### Source material
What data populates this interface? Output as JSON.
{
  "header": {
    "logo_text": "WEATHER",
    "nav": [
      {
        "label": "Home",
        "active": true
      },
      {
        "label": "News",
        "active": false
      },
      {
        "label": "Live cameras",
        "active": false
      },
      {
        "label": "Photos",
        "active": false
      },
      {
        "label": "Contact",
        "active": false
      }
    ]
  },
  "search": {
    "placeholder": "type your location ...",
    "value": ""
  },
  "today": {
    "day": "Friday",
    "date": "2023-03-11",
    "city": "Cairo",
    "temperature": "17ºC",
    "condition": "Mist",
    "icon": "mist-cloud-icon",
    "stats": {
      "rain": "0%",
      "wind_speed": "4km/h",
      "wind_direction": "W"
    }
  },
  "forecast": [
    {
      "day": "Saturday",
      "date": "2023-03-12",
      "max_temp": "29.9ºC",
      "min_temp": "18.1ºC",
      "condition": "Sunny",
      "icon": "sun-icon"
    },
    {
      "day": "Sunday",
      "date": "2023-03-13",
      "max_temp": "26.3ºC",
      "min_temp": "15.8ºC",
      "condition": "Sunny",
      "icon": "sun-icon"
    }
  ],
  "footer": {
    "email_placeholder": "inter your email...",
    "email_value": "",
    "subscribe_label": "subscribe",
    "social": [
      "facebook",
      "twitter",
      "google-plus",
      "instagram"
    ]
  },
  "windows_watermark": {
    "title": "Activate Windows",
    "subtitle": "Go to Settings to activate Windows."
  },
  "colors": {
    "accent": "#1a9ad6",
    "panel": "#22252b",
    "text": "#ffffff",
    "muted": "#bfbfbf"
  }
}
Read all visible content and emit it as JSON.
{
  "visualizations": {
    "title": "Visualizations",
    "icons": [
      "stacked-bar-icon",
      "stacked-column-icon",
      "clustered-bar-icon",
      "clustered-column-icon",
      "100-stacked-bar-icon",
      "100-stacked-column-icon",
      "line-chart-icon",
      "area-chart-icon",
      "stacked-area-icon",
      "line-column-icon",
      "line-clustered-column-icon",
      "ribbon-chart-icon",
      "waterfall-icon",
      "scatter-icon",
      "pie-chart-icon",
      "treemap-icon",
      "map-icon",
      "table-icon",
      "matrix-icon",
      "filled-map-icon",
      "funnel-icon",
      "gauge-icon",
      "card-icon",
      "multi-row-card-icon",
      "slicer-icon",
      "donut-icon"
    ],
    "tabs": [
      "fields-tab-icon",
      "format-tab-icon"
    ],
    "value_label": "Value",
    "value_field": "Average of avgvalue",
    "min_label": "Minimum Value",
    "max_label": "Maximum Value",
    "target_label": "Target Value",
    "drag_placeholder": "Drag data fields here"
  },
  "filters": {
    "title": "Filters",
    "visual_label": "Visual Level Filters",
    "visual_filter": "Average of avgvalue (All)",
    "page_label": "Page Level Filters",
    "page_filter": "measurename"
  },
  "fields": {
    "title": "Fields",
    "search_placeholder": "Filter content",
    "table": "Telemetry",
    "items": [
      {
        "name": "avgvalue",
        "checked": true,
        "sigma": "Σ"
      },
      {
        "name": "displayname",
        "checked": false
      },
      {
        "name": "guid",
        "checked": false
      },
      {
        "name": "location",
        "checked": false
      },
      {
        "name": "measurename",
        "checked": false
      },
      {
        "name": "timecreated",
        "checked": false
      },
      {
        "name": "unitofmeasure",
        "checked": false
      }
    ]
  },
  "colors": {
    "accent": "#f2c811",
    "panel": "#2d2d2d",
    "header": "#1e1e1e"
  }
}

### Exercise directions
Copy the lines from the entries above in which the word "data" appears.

### Solution to the exercise
What data populates this interface? Output as JSON.
    "drag_placeholder": "Drag data fields here"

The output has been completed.